- _What you have to do_
For the listing below, show each line that includes the string "this".

- _Exercise material_
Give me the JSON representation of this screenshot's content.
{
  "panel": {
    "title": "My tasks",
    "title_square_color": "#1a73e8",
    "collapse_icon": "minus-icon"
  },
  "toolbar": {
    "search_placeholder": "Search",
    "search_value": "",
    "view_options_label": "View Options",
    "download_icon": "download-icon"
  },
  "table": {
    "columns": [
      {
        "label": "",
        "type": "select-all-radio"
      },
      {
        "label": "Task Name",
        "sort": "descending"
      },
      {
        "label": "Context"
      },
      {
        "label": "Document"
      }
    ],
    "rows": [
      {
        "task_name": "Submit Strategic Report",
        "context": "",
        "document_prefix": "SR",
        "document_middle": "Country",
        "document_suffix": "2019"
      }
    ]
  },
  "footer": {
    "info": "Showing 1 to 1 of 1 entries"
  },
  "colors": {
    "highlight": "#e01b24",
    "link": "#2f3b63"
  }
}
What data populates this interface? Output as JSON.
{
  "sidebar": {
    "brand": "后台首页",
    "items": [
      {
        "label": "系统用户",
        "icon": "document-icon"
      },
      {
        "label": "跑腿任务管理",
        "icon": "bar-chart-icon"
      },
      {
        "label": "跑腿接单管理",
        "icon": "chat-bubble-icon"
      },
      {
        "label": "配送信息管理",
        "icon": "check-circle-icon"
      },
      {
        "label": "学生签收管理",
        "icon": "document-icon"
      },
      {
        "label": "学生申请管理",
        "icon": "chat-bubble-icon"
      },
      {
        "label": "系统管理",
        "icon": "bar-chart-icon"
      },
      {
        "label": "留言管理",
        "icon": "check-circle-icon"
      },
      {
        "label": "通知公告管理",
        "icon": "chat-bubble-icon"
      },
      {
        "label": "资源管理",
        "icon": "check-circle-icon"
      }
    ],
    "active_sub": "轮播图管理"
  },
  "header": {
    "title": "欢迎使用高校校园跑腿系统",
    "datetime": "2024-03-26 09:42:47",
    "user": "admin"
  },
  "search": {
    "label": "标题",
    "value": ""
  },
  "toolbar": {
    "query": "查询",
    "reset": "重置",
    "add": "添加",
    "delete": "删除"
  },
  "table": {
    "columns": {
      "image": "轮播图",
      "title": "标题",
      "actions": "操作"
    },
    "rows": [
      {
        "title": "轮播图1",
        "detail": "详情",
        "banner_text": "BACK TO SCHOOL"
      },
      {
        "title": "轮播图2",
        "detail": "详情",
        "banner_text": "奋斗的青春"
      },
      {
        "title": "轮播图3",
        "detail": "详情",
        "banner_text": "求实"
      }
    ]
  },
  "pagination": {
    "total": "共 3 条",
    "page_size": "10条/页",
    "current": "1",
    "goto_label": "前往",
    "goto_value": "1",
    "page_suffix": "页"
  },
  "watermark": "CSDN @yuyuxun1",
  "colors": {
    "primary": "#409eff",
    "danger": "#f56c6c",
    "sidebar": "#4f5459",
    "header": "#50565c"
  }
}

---

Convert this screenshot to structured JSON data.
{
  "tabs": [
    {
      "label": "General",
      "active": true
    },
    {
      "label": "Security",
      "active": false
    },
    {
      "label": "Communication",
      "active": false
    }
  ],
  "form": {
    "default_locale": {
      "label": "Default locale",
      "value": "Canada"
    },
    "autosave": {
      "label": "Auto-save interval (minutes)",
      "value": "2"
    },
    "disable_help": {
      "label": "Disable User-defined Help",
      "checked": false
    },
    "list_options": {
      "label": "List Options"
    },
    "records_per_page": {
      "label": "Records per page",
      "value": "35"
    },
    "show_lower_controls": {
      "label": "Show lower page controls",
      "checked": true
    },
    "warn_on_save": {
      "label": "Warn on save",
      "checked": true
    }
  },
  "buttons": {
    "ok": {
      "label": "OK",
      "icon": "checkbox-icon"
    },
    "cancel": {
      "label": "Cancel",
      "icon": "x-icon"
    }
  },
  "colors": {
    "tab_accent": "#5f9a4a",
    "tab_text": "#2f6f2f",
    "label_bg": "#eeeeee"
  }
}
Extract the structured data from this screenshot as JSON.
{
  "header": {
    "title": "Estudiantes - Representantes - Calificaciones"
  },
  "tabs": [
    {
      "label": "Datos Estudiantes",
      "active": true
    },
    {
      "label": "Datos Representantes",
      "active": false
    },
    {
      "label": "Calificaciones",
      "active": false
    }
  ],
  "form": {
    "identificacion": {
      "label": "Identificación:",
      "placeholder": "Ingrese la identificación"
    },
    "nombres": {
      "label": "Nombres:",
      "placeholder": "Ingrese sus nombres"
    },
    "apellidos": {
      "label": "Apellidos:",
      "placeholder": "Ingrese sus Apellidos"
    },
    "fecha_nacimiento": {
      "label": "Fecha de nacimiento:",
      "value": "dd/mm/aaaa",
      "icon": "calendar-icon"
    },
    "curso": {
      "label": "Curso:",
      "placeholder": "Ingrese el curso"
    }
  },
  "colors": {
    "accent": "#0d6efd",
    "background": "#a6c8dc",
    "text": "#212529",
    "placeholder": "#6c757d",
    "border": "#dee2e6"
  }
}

- _Solution below_
Give me the JSON representation of this screenshot's content.
What data populates this interface? Output as JSON.
Convert this screenshot to structured JSON data.
Extract the structured data from this screenshot as JSON.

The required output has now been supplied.